Dr. Dieckman awarded Nebraska EPSCoR First Award

Thursday, April 5th, 2018

Dr. Lynne Dieckman (Creighton University) former Biochemistry Post-Doc (Musselman Lab) and Molecular and Cell Biology Program PhD Student (Washington lab) is the recipient of the Nebraska EPSCoR FIRST Award. This is a one year award that includes a 100% match from Creighton University. The purpose of this NSF funded award is to help early career faculty compete for an NSF CAREER grant.

The National Science Foundation EPSCoR FIRST Award will fund Dr. Lynne Dieckman’s project entitled “Understanding Protein Interactions that Link DNA Replication and Nucleosome Assembly.” All living things, from simple microbes to higher plants and animals, depend on the stable transmission of biological information from parent to offspring. Genomic instability results from alterations in gene expression, which is controlled largely through the organization of the genes in eukaryotic chromosomes – i.e., the packaging of DNA into nucleosomes. The eukaryotic genome must be accurately organized into nucleosomes immediately following DNA replication. This process is called replication-coupled nucleosome assembly, and is mediated by two key factors: CAF-1, the protein complex that induces the formation of nucleosomes on newly synthesized DNA, and PCNA, the ring-shaped sliding clamp that recruits and regulates proteins during replication and nucleosome assembly. Studies show that the direct interaction between CAF-1 and PCNA is essential for the coupling of DNA replication and nucleosome assembly. However, how these two proteins interact and regulate replication-coupled nucleosome assembly is not clear. The major goals of Dr. Dieckman’s lab are to determine the biochemical and structural basis for binding between CAF-1 and PCNA, and how this interaction regulates CAF-1 activity and maintains genomic integrity.

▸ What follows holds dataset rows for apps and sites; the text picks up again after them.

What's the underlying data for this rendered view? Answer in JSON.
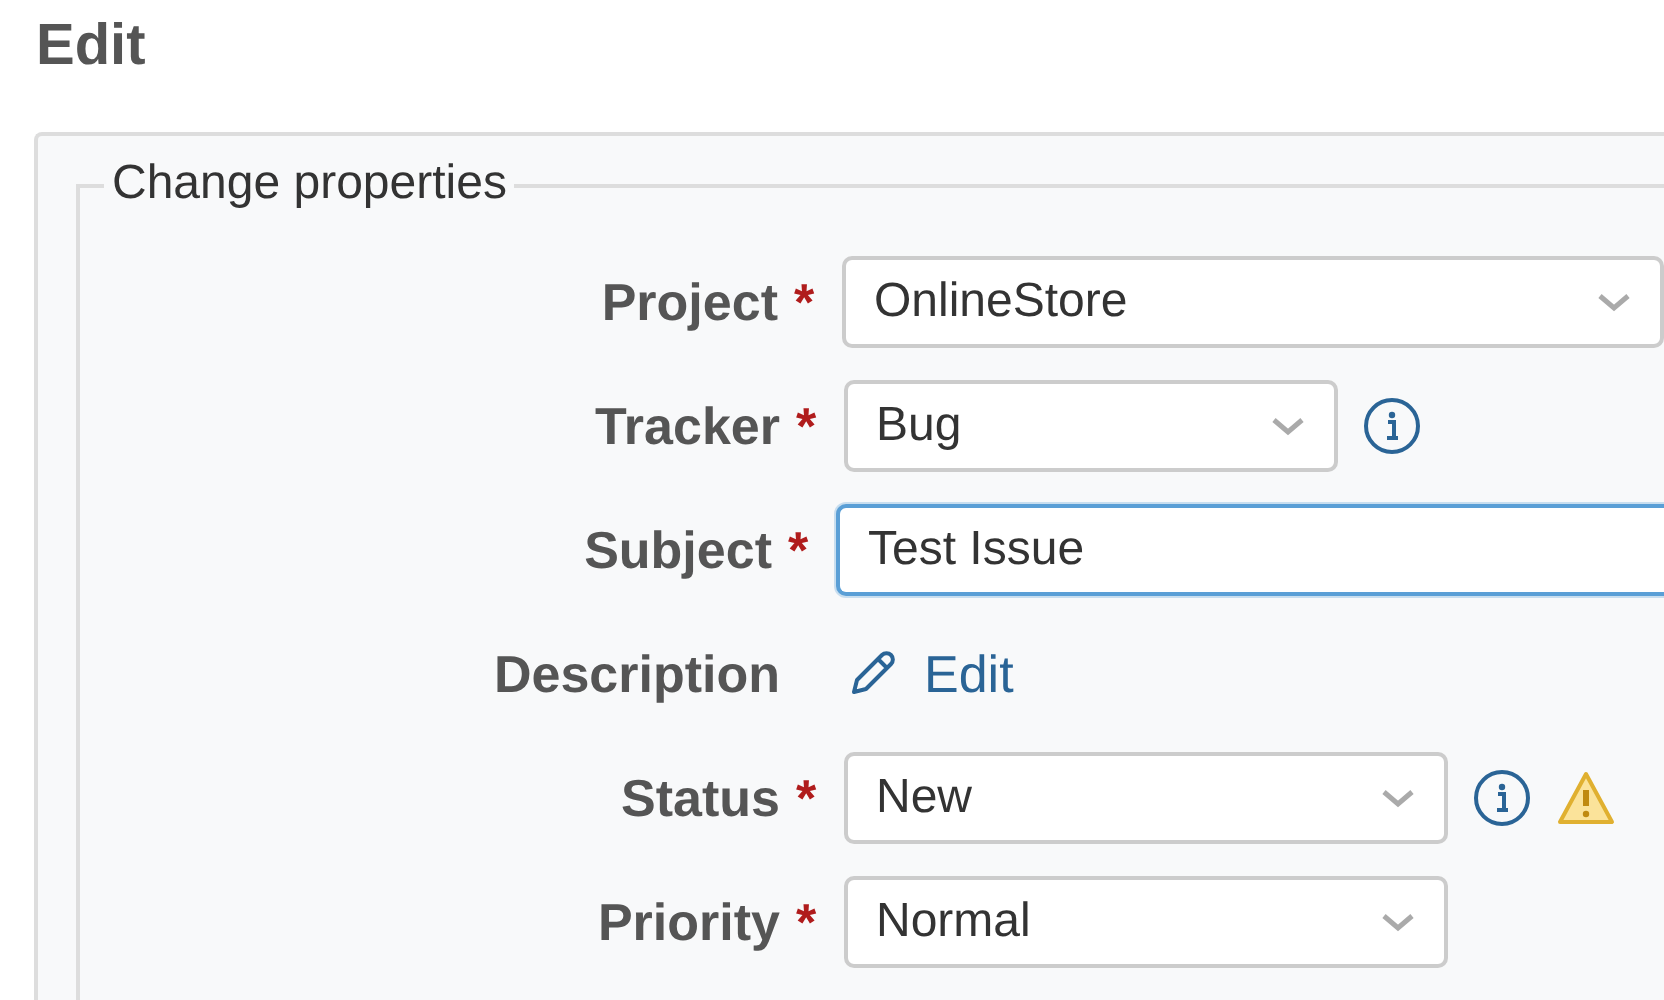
{
  "heading": "Edit",
  "fieldset": {
    "legend": "Change properties",
    "fields": [
      {
        "kind": "select",
        "label": "Project",
        "required_mark": "*",
        "value": "OnlineStore",
        "focused": false,
        "info": false,
        "warning": false
      },
      {
        "kind": "select",
        "label": "Tracker",
        "required_mark": "*",
        "value": "Bug",
        "focused": false,
        "info": true,
        "warning": false
      },
      {
        "kind": "text",
        "label": "Subject",
        "required_mark": "*",
        "value": "Test Issue",
        "focused": true,
        "info": false,
        "warning": false
      },
      {
        "kind": "link",
        "label": "Description",
        "value": "Edit",
        "info": false,
        "warning": false
      },
      {
        "kind": "select",
        "label": "Status",
        "required_mark": "*",
        "value": "New",
        "focused": false,
        "info": true,
        "warning": true
      },
      {
        "kind": "select",
        "label": "Priority",
        "required_mark": "*",
        "value": "Normal",
        "focused": false,
        "info": false,
        "warning": false
      }
    ]
  }
}
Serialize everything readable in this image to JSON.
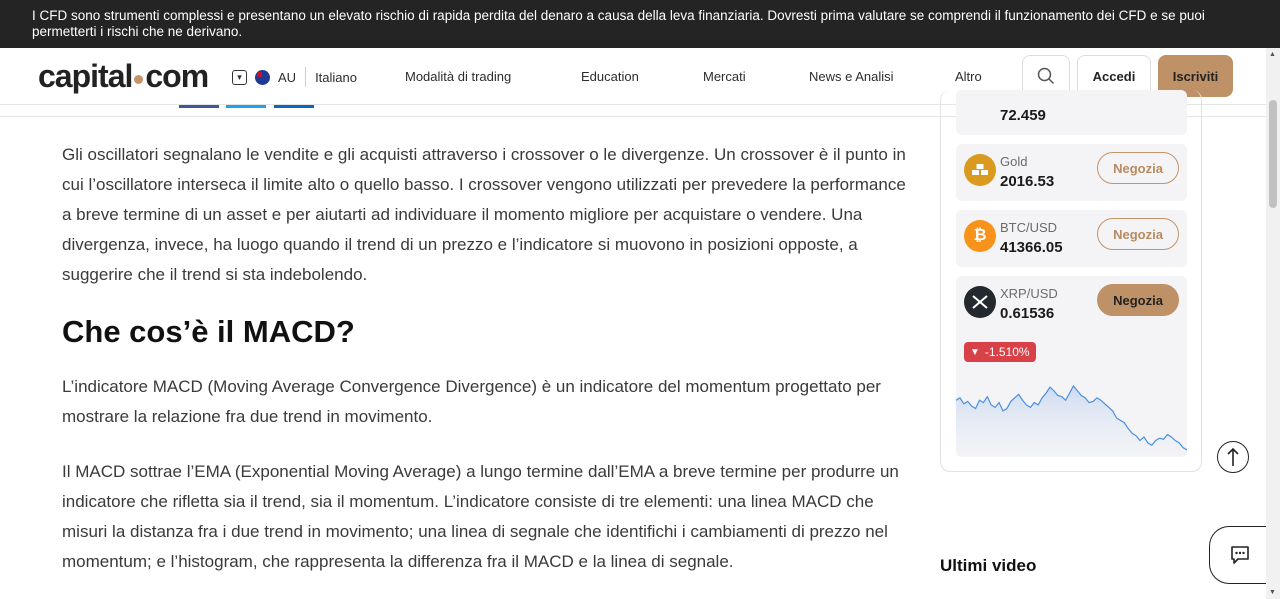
{
  "risk_banner": {
    "text": "I CFD sono strumenti complessi e presentano un elevato rischio di rapida perdita del denaro a causa della leva finanziaria. Dovresti prima valutare se comprendi il funzionamento dei CFD e se puoi permetterti i rischi che ne derivano."
  },
  "header": {
    "logo_left": "capital",
    "logo_right": "com",
    "region_code": "AU",
    "language": "Italiano",
    "nav": [
      "Modalità di trading",
      "Education",
      "Mercati",
      "News e Analisi",
      "Altro"
    ],
    "login_label": "Accedi",
    "signup_label": "Iscriviti"
  },
  "article": {
    "paragraph_1": "Gli oscillatori segnalano le vendite e gli acquisti attraverso i crossover o le divergenze. Un crossover è il punto in cui l’oscillatore interseca il limite alto o quello basso. I crossover vengono utilizzati per prevedere la performance a breve termine di un asset e per aiutarti ad individuare il momento migliore per acquistare o vendere. Una divergenza, invece, ha luogo quando il trend di un prezzo e l’indicatore si muovono in posizioni opposte, a suggerire che il trend si sta indebolendo.",
    "heading": "Che cos’è il MACD?",
    "paragraph_2": "L’indicatore MACD (Moving Average Convergence Divergence) è un indicatore del momentum progettato per mostrare la relazione fra due trend in movimento.",
    "paragraph_3": "Il MACD sottrae l’EMA (Exponential Moving Average) a lungo termine dall’EMA a breve termine per produrre un indicatore che rifletta sia il trend, sia il momentum. L’indicatore consiste di tre elementi: una linea MACD che misuri la distanza fra i due trend in movimento; una linea di segnale che identifichi i cambiamenti di prezzo nel momentum; e l’histogram, che rappresenta la differenza fra il MACD e la linea di segnale."
  },
  "sidebar": {
    "partial_price": "72.459",
    "assets": [
      {
        "name": "Gold",
        "price": "2016.53",
        "trade_label": "Negozia",
        "icon": "gold-bars-icon",
        "color": "#d99a1e"
      },
      {
        "name": "BTC/USD",
        "price": "41366.05",
        "trade_label": "Negozia",
        "icon": "bitcoin-icon",
        "color": "#f7931a"
      },
      {
        "name": "XRP/USD",
        "price": "0.61536",
        "trade_label": "Negozia",
        "icon": "xrp-icon",
        "color": "#23292f",
        "change": "-1.510%"
      }
    ],
    "videos_title": "Ultimi video"
  },
  "colors": {
    "accent": "#bf9167",
    "banner_bg": "#242424",
    "negative": "#d84148",
    "sparkline": "#4a8fe0"
  },
  "sparkline_values": [
    64,
    66,
    61,
    63,
    59,
    57,
    64,
    62,
    67,
    60,
    58,
    62,
    55,
    57,
    63,
    66,
    69,
    64,
    60,
    58,
    62,
    60,
    66,
    70,
    75,
    72,
    68,
    67,
    64,
    70,
    76,
    72,
    68,
    66,
    62,
    63,
    66,
    64,
    61,
    58,
    55,
    49,
    47,
    45,
    40,
    36,
    34,
    30,
    33,
    28,
    26,
    30,
    32,
    31,
    35,
    33,
    30,
    28,
    24,
    22
  ]
}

These studies will lead to a greater understanding of the link between DNA replication and nucleosome assembly, how the activity of CAF-1 is mediated by PCNA, and how disruptions of this regulation lead to aberrant gene expression.

Department of Biochemistry’s 70th Anniversary Celebration & 9th Annual Scientific Retreat

Monday, March 19th, 2018

Mark your calendars for the Department of Biochemistry’s 70th Anniversary Celebration and 9th Annual Scientific Retreat, featuring a special session with former Department Heads Drs. Alan Goodridge and Arthur Spector.  All events will be held at the new Hancher Auditorium

For a schedule of events and to register, go to: medicine.uiowa.edu/biochemistry/70

Registration deadline is July 20, 2018

 

Dr. Sarah Hengel Awarded Grant

Monday, March 12th, 2018

Sarah Hengel, Ph.D. (PhD mentor: Maria Spies), was awarded a two year Diversity Supplement as part of NIH grant R01ES024872 entitled “Replication Fork Dynamics and Repair by RAD51 paralogues after DNA Alkylation”.  Dr. Hengel, a recent graduate at the University of Iowa is currently a post-doctoral fellow at the University of Pittsburgh School of Medicine studying DNA repair and cancer with Dr. Kara Bernstein.  By determining what environmental factors contribute to who may develop cancer, Dr. Hengel aims to prevent cancer for people harboring mutations in the DNA repair genes called the RAD51 paralogues. Individuals with mutations in RAD51 paralogues are predisposed to breast and ovarian cancers.  However it remains unknown how exposure to environmental toxicants contribute to cancer development in these individuals. DNA alkylating agents are ubiquitous in our environment and can damage DNA. The RAD51 paralogues are important to repair the DNA damage caused by DNA alkylation.  Dr. Hengel’s project is to biochemically define and characterize how the RAD51 paralogues recognize damaged DNA and promote its repair to prevent cancer.